Komives, S. R., Mainella, F. C., Longerbeam, S. D., Osteen, L., & Owen, J. E. (2006). A Leadership Identity Development Model: Applications from a Grounded Theory. Journal of College Student Development, 47(4), 401-418.

Komives, S. R., Owen, J. E., Longerbeam, S. D., Mainella, F. C., & Osteen, L. (2005). Developing a leadership identity: A grounded theory. Journal of College Student Development, (6), 593-611.

Yoso, T. J. (2005). Whose culture has capital? A critical race theory discussion of community cultural wealth. Race Ethnicity and Education, (8)1, pp. 69-91.



Jennifer M. Batchelder, M.Ed.

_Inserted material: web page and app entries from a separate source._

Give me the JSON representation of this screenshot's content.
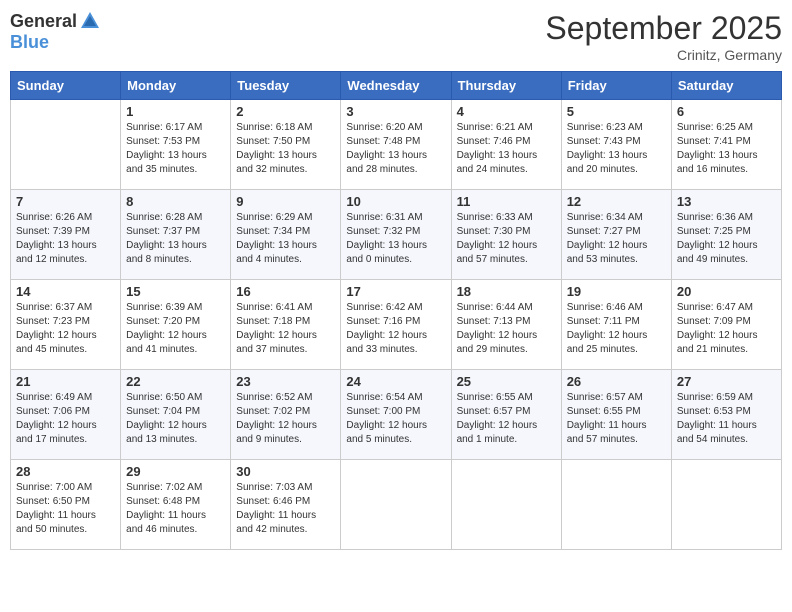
{
  "header": {
    "logo_general": "General",
    "logo_blue": "Blue",
    "month_title": "September 2025",
    "subtitle": "Crinitz, Germany"
  },
  "days_of_week": [
    "Sunday",
    "Monday",
    "Tuesday",
    "Wednesday",
    "Thursday",
    "Friday",
    "Saturday"
  ],
  "weeks": [
    [
      {
        "num": "",
        "info": ""
      },
      {
        "num": "1",
        "info": "Sunrise: 6:17 AM\nSunset: 7:53 PM\nDaylight: 13 hours\nand 35 minutes."
      },
      {
        "num": "2",
        "info": "Sunrise: 6:18 AM\nSunset: 7:50 PM\nDaylight: 13 hours\nand 32 minutes."
      },
      {
        "num": "3",
        "info": "Sunrise: 6:20 AM\nSunset: 7:48 PM\nDaylight: 13 hours\nand 28 minutes."
      },
      {
        "num": "4",
        "info": "Sunrise: 6:21 AM\nSunset: 7:46 PM\nDaylight: 13 hours\nand 24 minutes."
      },
      {
        "num": "5",
        "info": "Sunrise: 6:23 AM\nSunset: 7:43 PM\nDaylight: 13 hours\nand 20 minutes."
      },
      {
        "num": "6",
        "info": "Sunrise: 6:25 AM\nSunset: 7:41 PM\nDaylight: 13 hours\nand 16 minutes."
      }
    ],
    [
      {
        "num": "7",
        "info": "Sunrise: 6:26 AM\nSunset: 7:39 PM\nDaylight: 13 hours\nand 12 minutes."
      },
      {
        "num": "8",
        "info": "Sunrise: 6:28 AM\nSunset: 7:37 PM\nDaylight: 13 hours\nand 8 minutes."
      },
      {
        "num": "9",
        "info": "Sunrise: 6:29 AM\nSunset: 7:34 PM\nDaylight: 13 hours\nand 4 minutes."
      },
      {
        "num": "10",
        "info": "Sunrise: 6:31 AM\nSunset: 7:32 PM\nDaylight: 13 hours\nand 0 minutes."
      },
      {
        "num": "11",
        "info": "Sunrise: 6:33 AM\nSunset: 7:30 PM\nDaylight: 12 hours\nand 57 minutes."
      },
      {
        "num": "12",
        "info": "Sunrise: 6:34 AM\nSunset: 7:27 PM\nDaylight: 12 hours\nand 53 minutes."
      },
      {
        "num": "13",
        "info": "Sunrise: 6:36 AM\nSunset: 7:25 PM\nDaylight: 12 hours\nand 49 minutes."
      }
    ],
    [
      {
        "num": "14",
        "info": "Sunrise: 6:37 AM\nSunset: 7:23 PM\nDaylight: 12 hours\nand 45 minutes."
      },
      {
        "num": "15",
        "info": "Sunrise: 6:39 AM\nSunset: 7:20 PM\nDaylight: 12 hours\nand 41 minutes."
      },
      {
        "num": "16",
        "info": "Sunrise: 6:41 AM\nSunset: 7:18 PM\nDaylight: 12 hours\nand 37 minutes."
      },
      {
        "num": "17",
        "info": "Sunrise: 6:42 AM\nSunset: 7:16 PM\nDaylight: 12 hours\nand 33 minutes."
      },
      {
        "num": "18",
        "info": "Sunrise: 6:44 AM\nSunset: 7:13 PM\nDaylight: 12 hours\nand 29 minutes."
      },
      {
        "num": "19",
        "info": "Sunrise: 6:46 AM\nSunset: 7:11 PM\nDaylight: 12 hours\nand 25 minutes."
      },
      {
        "num": "20",
        "info": "Sunrise: 6:47 AM\nSunset: 7:09 PM\nDaylight: 12 hours\nand 21 minutes."
      }
    ],
    [
      {
        "num": "21",
        "info": "Sunrise: 6:49 AM\nSunset: 7:06 PM\nDaylight: 12 hours\nand 17 minutes."
      },
      {
        "num": "22",
        "info": "Sunrise: 6:50 AM\nSunset: 7:04 PM\nDaylight: 12 hours\nand 13 minutes."
      },
      {
        "num": "23",
        "info": "Sunrise: 6:52 AM\nSunset: 7:02 PM\nDaylight: 12 hours\nand 9 minutes."
      },
      {
        "num": "24",
        "info": "Sunrise: 6:54 AM\nSunset: 7:00 PM\nDaylight: 12 hours\nand 5 minutes."
      },
      {
        "num": "25",
        "info": "Sunrise: 6:55 AM\nSunset: 6:57 PM\nDaylight: 12 hours\nand 1 minute."
      },
      {
        "num": "26",
        "info": "Sunrise: 6:57 AM\nSunset: 6:55 PM\nDaylight: 11 hours\nand 57 minutes."
      },
      {
        "num": "27",
        "info": "Sunrise: 6:59 AM\nSunset: 6:53 PM\nDaylight: 11 hours\nand 54 minutes."
      }
    ],
    [
      {
        "num": "28",
        "info": "Sunrise: 7:00 AM\nSunset: 6:50 PM\nDaylight: 11 hours\nand 50 minutes."
      },
      {
        "num": "29",
        "info": "Sunrise: 7:02 AM\nSunset: 6:48 PM\nDaylight: 11 hours\nand 46 minutes."
      },
      {
        "num": "30",
        "info": "Sunrise: 7:03 AM\nSunset: 6:46 PM\nDaylight: 11 hours\nand 42 minutes."
      },
      {
        "num": "",
        "info": ""
      },
      {
        "num": "",
        "info": ""
      },
      {
        "num": "",
        "info": ""
      },
      {
        "num": "",
        "info": ""
      }
    ]
  ]
}
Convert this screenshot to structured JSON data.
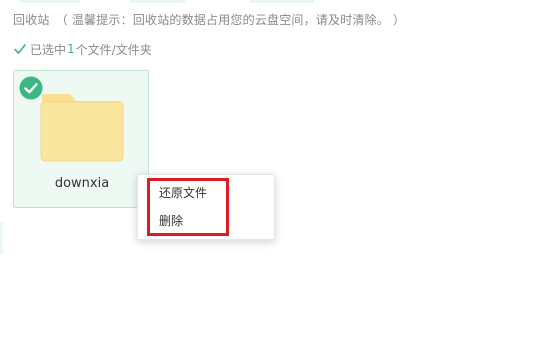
{
  "header": {
    "title": "回收站",
    "tip": "（ 温馨提示：回收站的数据占用您的云盘空间，请及时清除。 ）"
  },
  "selection": {
    "prefix": "已选中",
    "count": "1",
    "suffix": "个文件/文件夹"
  },
  "files": [
    {
      "name": "downxia",
      "icon": "folder-icon",
      "selected": true
    }
  ],
  "context_menu": {
    "items": [
      {
        "label": "还原文件"
      },
      {
        "label": "删除"
      }
    ]
  },
  "colors": {
    "accent": "#3bb783",
    "card_background": "#eef9f4",
    "card_border": "#bfe5d3",
    "folder": "#fbe6a0",
    "annotation_border": "#e01b24"
  }
}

Jennifer identifies as a biracial Chicana/Latina, dyslexic, leadership educator from San Antonio, Texas. She is a fourth-year doctoral candidate in the Florida State University Higher Education program. Her research interest involves the study of cultural leadership education. Particularly, she explores generativity (community focus on guiding the next generation) and leadership development for the Latinx college student population. She currently serves as a graduate research assistant for the Leadership Learning Research Center where she is an instructor for the Undergraduate Certificate in Leadership Studies and contributes to research on leadership programs across the United States and internationally. Before beginning her doctoral journey, Jennifer received her Bachelor’s in Marketing and Master’s in Student Affairs in Higher Education from Texas State University-San Marcos. Her professional work experience in higher education includes five years of work in student affairs with a focus on student engagement. Outside of her passion for student development and leadership education, Jennifer enjoys game nights, bicycling, dancing, and being with family and friends!

presenter Jennifer Batchelder